2 Clark County women die of flu; first flu deaths of the season
Two Clark County residents have died from influenza — the first flu deaths of the season, the Southern Nevada Health District announced Tuesday morning.
A woman in her 40s and a woman in her 60s died in November due to complications from the flu, health officials said.
"Cases of the flu are increasing in Clark County," according to health district data. From Nov. 13 to Nov. 19, 67 people were hospitalized with influenza — a 72% increase compared with hospitalizations the previous week.
Health officials say more people are visiting the ER and urgent care clinics for influenza-like illness, "and the respiratory illness activity level in the state of Nevada is high," according to data tracked by the Centers for Disease Control and Prevention.

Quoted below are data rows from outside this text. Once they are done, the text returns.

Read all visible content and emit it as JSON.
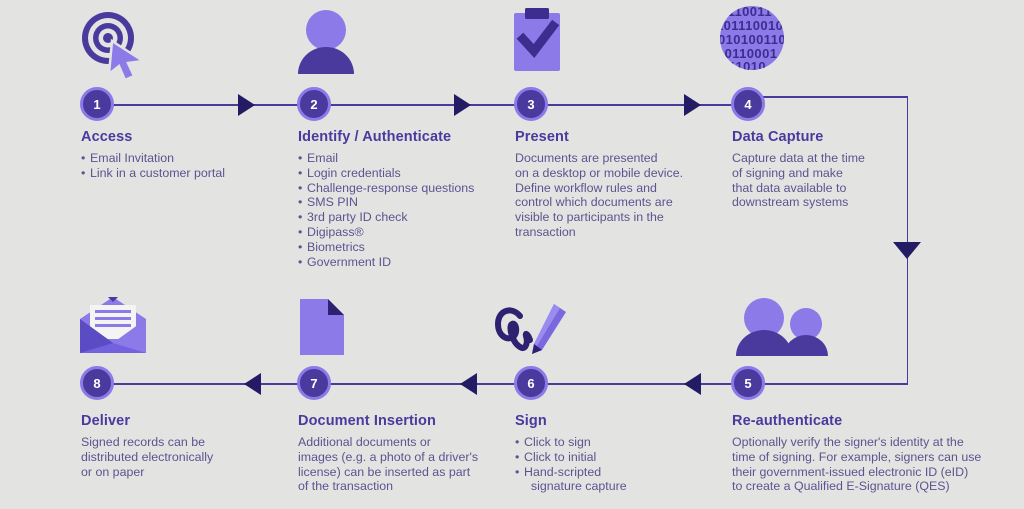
{
  "theme": {
    "background": "#e3e3e1",
    "dark_purple": "#4a3a9e",
    "deep_purple": "#231b63",
    "light_purple": "#8b7ae8",
    "body_text": "#5b5490"
  },
  "steps": [
    {
      "number": "1",
      "title": "Access",
      "icon": "target-cursor-icon",
      "bullets": [
        "Email Invitation",
        "Link in a customer portal"
      ],
      "paragraph": []
    },
    {
      "number": "2",
      "title": "Identify / Authenticate",
      "icon": "person-icon",
      "bullets": [
        "Email",
        "Login credentials",
        "Challenge-response questions",
        "SMS PIN",
        "3rd party ID check",
        "Digipass®",
        "Biometrics",
        "Government ID"
      ],
      "paragraph": []
    },
    {
      "number": "3",
      "title": "Present",
      "icon": "clipboard-check-icon",
      "bullets": [],
      "paragraph": [
        "Documents are presented",
        "on a desktop or mobile device.",
        "Define workflow rules and",
        "control which documents are",
        "visible to participants in the",
        "transaction"
      ]
    },
    {
      "number": "4",
      "title": "Data Capture",
      "icon": "binary-data-icon",
      "bullets": [],
      "paragraph": [
        "Capture data at the time",
        "of signing and make",
        "that data available to",
        "downstream systems"
      ]
    },
    {
      "number": "5",
      "title": "Re-authenticate",
      "icon": "two-people-icon",
      "bullets": [],
      "paragraph": [
        "Optionally verify the signer's identity at the",
        "time of signing. For example, signers can use",
        "their government-issued electronic ID (eID)",
        "to create a Qualified E-Signature (QES)"
      ]
    },
    {
      "number": "6",
      "title": "Sign",
      "icon": "signature-pen-icon",
      "bullets": [
        "Click to sign",
        "Click to initial",
        "Hand-scripted\n  signature capture"
      ],
      "paragraph": []
    },
    {
      "number": "7",
      "title": "Document Insertion",
      "icon": "document-icon",
      "bullets": [],
      "paragraph": [
        "Additional documents or",
        "images (e.g. a photo of a driver's",
        "license) can be inserted as part",
        "of the transaction"
      ]
    },
    {
      "number": "8",
      "title": "Deliver",
      "icon": "open-envelope-icon",
      "bullets": [],
      "paragraph": [
        "Signed records can be",
        "distributed electronically",
        "or on paper"
      ]
    }
  ]
}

“These deaths are a tragedy, and I offer my condolences to the families and friends of these women,” said Dr. Fermin Leguen, district health officer for the Southern Nevada Health District.
This flu season, medical experts are warning about more than just the flu. Hospitals are seeing an influx of patients experiencing a range of illnesses, including influenza, RSV and COVID-19.
Local doctors are also on high alert over a fungus causing serious infections . It's called Candida Auris — a drug-resistant germ that spreads in health care facilities and can cause serious infection. Statewide, there are 774 reported cases of the so-called "superbug," and 600 of those were reported in Clark County, according to data from the Nevada Department of Health and Human Services.
"Older adults, younger children, pregnant people and those with underlying medical conditions are more at risk for severe illness from the flu," health officials said.
They advised all Southern Nevada residents to get the flu vaccine, which is recommended for everyone six months and older.
- Avoid close contact with people who are sick.
- Stay home when you are sick.
- Cover coughs and sneezes with tissues or your sleeve.
- Wash hands frequently with soap and running water.
- Clean and disinfect frequently-touched surfaces.
People who develop flu-like symptoms should take a COVID-19 test, health officials advised, especially if they have underlying conditions that put them more at risk for severe illness or hospitalization from flu or COVID.
Adults with respiratory illness symptoms are also advised to limit their interactions with children due to their higher risk for severe illness from RSV.
Local, national concern over RSV cases: